DESCRIPTION OF THE TASK
Set down all of the entries below exactly, and omit the pictures.

DATASET EXTRACT
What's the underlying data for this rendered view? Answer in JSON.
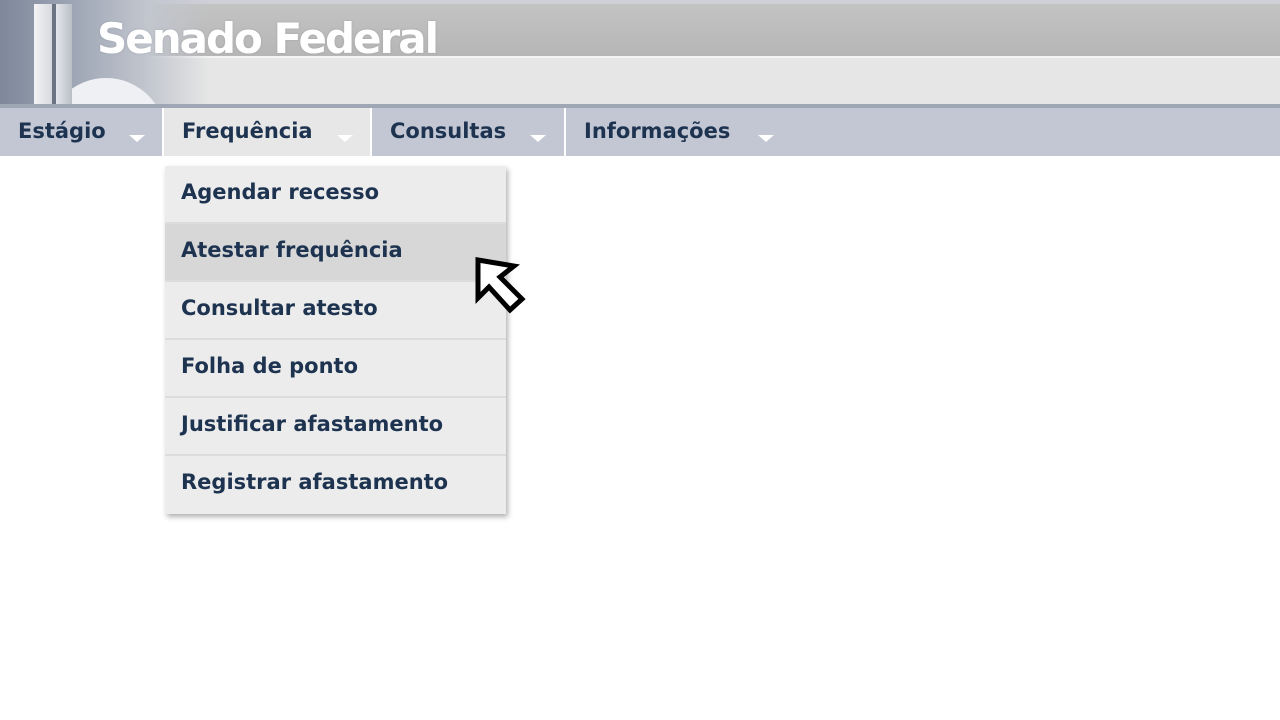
{
  "header": {
    "title": "Senado Federal",
    "logo_icon": "congress-building-icon"
  },
  "nav": {
    "items": [
      {
        "label": "Estágio",
        "active": false
      },
      {
        "label": "Frequência",
        "active": true
      },
      {
        "label": "Consultas",
        "active": false
      },
      {
        "label": "Informações",
        "active": false
      }
    ],
    "arrow_icon": "dropdown-arrow-icon"
  },
  "dropdown": {
    "items": [
      {
        "label": "Agendar recesso"
      },
      {
        "label": "Atestar frequência",
        "hovered": true
      },
      {
        "label": "Consultar atesto"
      },
      {
        "label": "Folha de ponto"
      },
      {
        "label": "Justificar afastamento"
      },
      {
        "label": "Registrar afastamento"
      }
    ]
  },
  "cursor": {
    "icon": "mouse-pointer-icon"
  },
  "colors": {
    "nav_bg": "#c2c7d3",
    "nav_active_bg": "#e7e7e7",
    "menu_bg": "#ececec",
    "menu_hover_bg": "#d7d7d7",
    "text": "#1d3350"
  }
}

REPLY TO THE TASK
What's the underlying data for this rendered view? Answer in JSON.
{
  "header": {
    "title": "Senado Federal",
    "logo_icon": "congress-building-icon"
  },
  "nav": {
    "items": [
      {
        "label": "Estágio",
        "active": false
      },
      {
        "label": "Frequência",
        "active": true
      },
      {
        "label": "Consultas",
        "active": false
      },
      {
        "label": "Informações",
        "active": false
      }
    ],
    "arrow_icon": "dropdown-arrow-icon"
  },
  "dropdown": {
    "items": [
      {
        "label": "Agendar recesso"
      },
      {
        "label": "Atestar frequência",
        "hovered": true
      },
      {
        "label": "Consultar atesto"
      },
      {
        "label": "Folha de ponto"
      },
      {
        "label": "Justificar afastamento"
      },
      {
        "label": "Registrar afastamento"
      }
    ]
  },
  "cursor": {
    "icon": "mouse-pointer-icon"
  },
  "colors": {
    "nav_bg": "#c2c7d3",
    "nav_active_bg": "#e7e7e7",
    "menu_bg": "#ececec",
    "menu_hover_bg": "#d7d7d7",
    "text": "#1d3350"
  }
}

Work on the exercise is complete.